It ’s a big ad challenge. Paul Catmur joined an agency suffering a great deal of turmoil but there’s hope at the end of the tunnel for the ECD of George Patterson Y&R, Melbourne. As a former croupier in the Bahamas, Catmur must have known the stakes were high when he joined the agency last December teaming with newly appointed managing director Russel Howcroft. Then again, he did leave DDB Auckland, where he was most recently ECD Asia Pacific after seven years, because he was ready for the next challenge. “I certainly got that,” he tells Campaign Brief. “This is an agency that had its guts ripped out of it a year ago – it’s been a slow process but when you lose the managing director, the creative director, the group art director and the most senior creatives it’s not easy to maintain morale. I’ve made some progress; things are calmer now,” he says. It can’t help that WPP chief Sir Martin Sorrell is still suing the ex-creative director James McGrath, now at Clemenger BBDO Melbourne, and the ex-managing director Anthony Heraghty, now at Foster’s, with salt added to the wound when Foster’s realigned its account earlier this year. Patts got to keep flagship brand VB, for which it created the famous Talking Boonie Doll, but Carlton Draught and Pure Blonde went to Clems and Crown Lager to Badjar Ogilvy Melbourne.
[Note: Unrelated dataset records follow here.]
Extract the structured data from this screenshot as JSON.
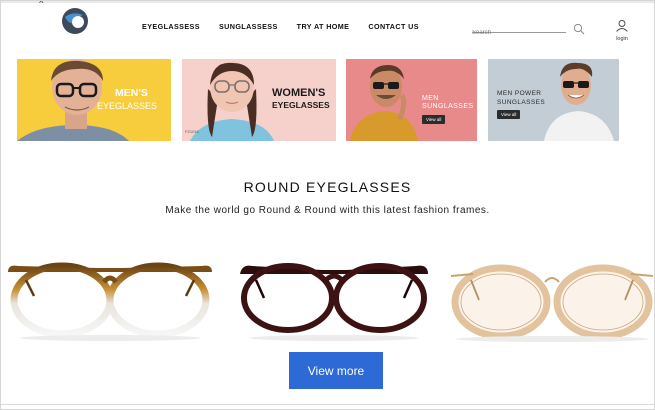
{
  "header": {
    "close_glyph": "x",
    "nav": [
      "EYEGLASSESS",
      "SUNGLASSESS",
      "TRY AT HOME",
      "CONTACT US"
    ],
    "search_placeholder": "Search",
    "login_label": "login"
  },
  "banners": [
    {
      "title_line1": "MEN'S",
      "title_line2": "EYEGLASSES",
      "bg": "#f7cd3d"
    },
    {
      "title_line1": "WOMEN'S",
      "title_line2": "EYEGLASSES",
      "tag": "FZ1016",
      "bg": "#f6d1cb"
    },
    {
      "title_line1": "MEN",
      "title_line2": "SUNGLASSES",
      "button": "View all",
      "bg": "#e8898a"
    },
    {
      "title_line1": "MEN POWER",
      "title_line2": "SUNGLASSES",
      "button": "View all",
      "bg": "#c3cdd6"
    }
  ],
  "section": {
    "title": "ROUND EYEGLASSES",
    "subtitle": "Make the world go Round & Round with this latest fashion frames."
  },
  "products": [
    {
      "name_icon": "tortoise-round-glasses-icon"
    },
    {
      "name_icon": "burgundy-round-glasses-icon"
    },
    {
      "name_icon": "gold-clear-round-glasses-icon"
    }
  ],
  "cta": {
    "view_more": "View more",
    "color": "#2d6ad6"
  }
}
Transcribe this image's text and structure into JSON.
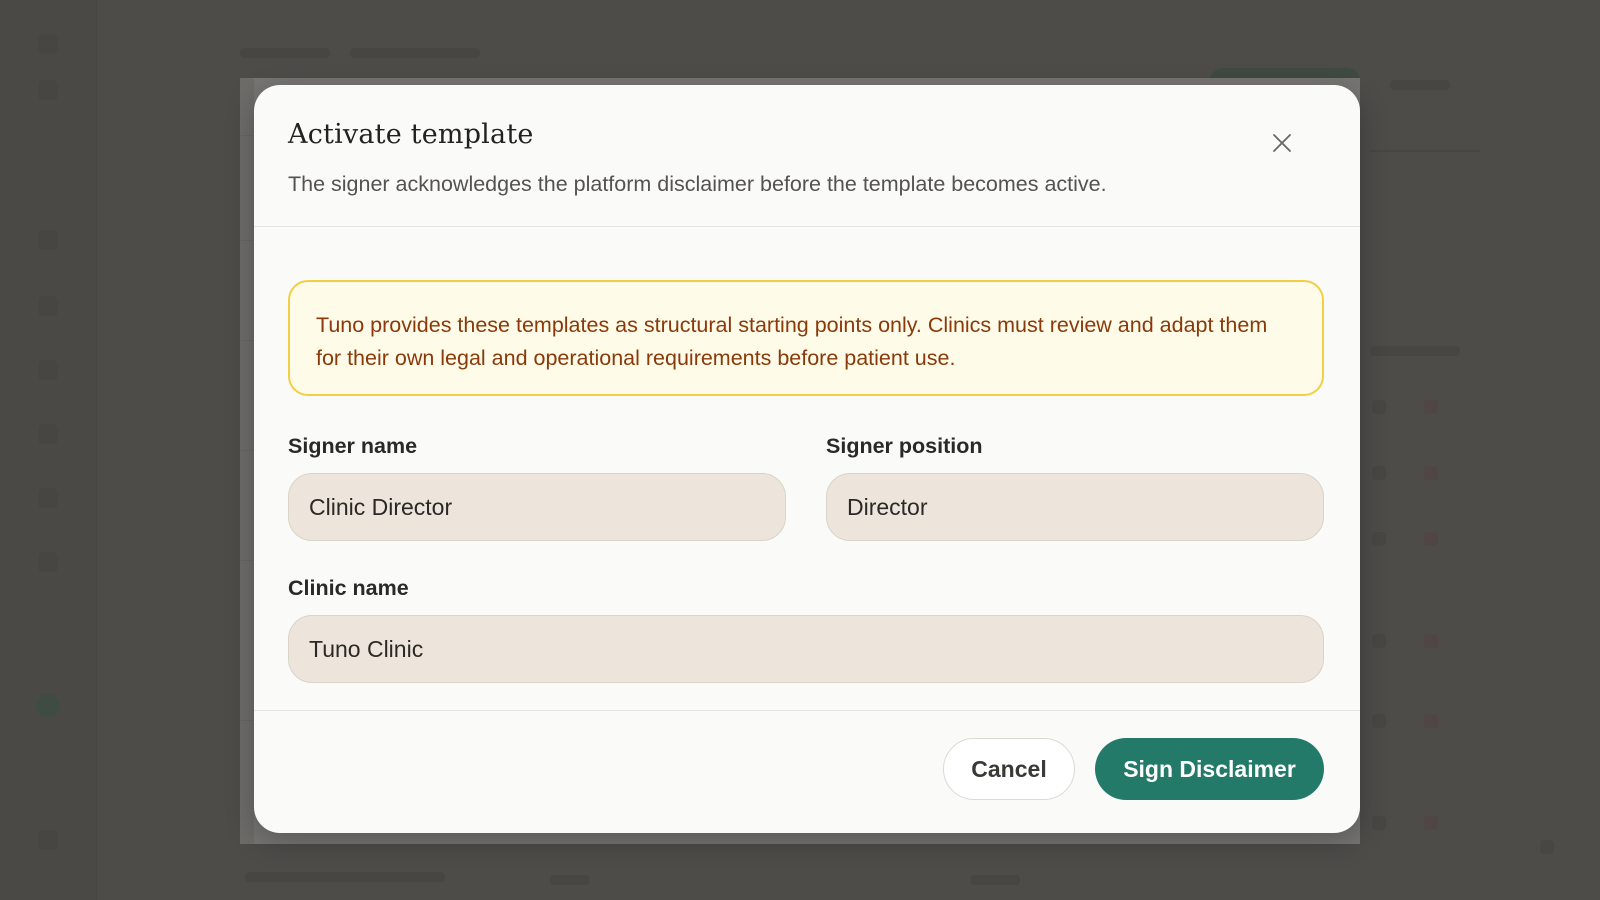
{
  "modal": {
    "title": "Activate template",
    "subtitle": "The signer acknowledges the platform disclaimer before the template becomes active.",
    "close_icon": "close-icon"
  },
  "notice": {
    "text": "Tuno provides these templates as structural starting points only. Clinics must review and adapt them for their own legal and operational requirements before patient use."
  },
  "form": {
    "signer_name": {
      "label": "Signer name",
      "value": "Clinic Director"
    },
    "signer_position": {
      "label": "Signer position",
      "value": "Director"
    },
    "clinic_name": {
      "label": "Clinic name",
      "value": "Tuno Clinic"
    }
  },
  "footer": {
    "cancel_label": "Cancel",
    "submit_label": "Sign Disclaimer"
  },
  "colors": {
    "primary": "#237a68",
    "notice_bg": "#fffbe9",
    "notice_border": "#f2cf45",
    "notice_text": "#8a3a0a",
    "input_bg": "#ede5dc",
    "overlay": "#4b4a47"
  }
}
Asked about pressure to come up with the agency’s next ‘Big Ad’, the Carlton Draught spot that propelled GPY&R, Melbourne to international stardom in 2005, Catmur says: “Dare I say it but there are more important issues at play than the creative output. Obviously we want to do something as good as that but that ad came from three to four years of stability and was the third ad in a campaign. It takes a while for that to emerge”. With stabilising the agency his first priority he’s hired several key creatives including former GPY&R Sydney creative Simon Bagnasco, former Fallon creative Scott Cooney from the US and Robbie Brammall and Ant Hatton from Clemenger BBDO Sydney. This is only the third agency Catmur has worked at since switching from working as a croupier in the Bahamas. “Three months as a croupier is quite fun, five years is way too long,” he says. Catmur studied at London’s School of Communication Arts under the late John Gillard and considers him a mentor despite disagreeing with him a lot, “which is all part of the creative process,” according to Catmur, who finished studying on the Friday and started a three-week creative placement at Young & Rubicam London the following Monday. He left nine-and-a-half years later to join DDB in New Zealand, a country that was already home to former classmate and then creative partner Mike O’Sullivan (now ECD of Saatchi & Saatchi New Zealand) whom he also considers a mentor. The third is Marty O’Halloran, his former CEO at DDB Auckland (now CEO, Australia and NZ). Catmur misses New Zealand more than his native England, not least because of its great fishing spots. “Everyone needs a hobby,” he says, before disappearing to a mobile free zone, somewhere in the wilderness, where he hopes the fish are biting. PHOTOGRAPHY: DEREK HUGHES RETOUCHING: MARK YOUNG LOCATION: THE ROCKS
November December 2007
July August 2007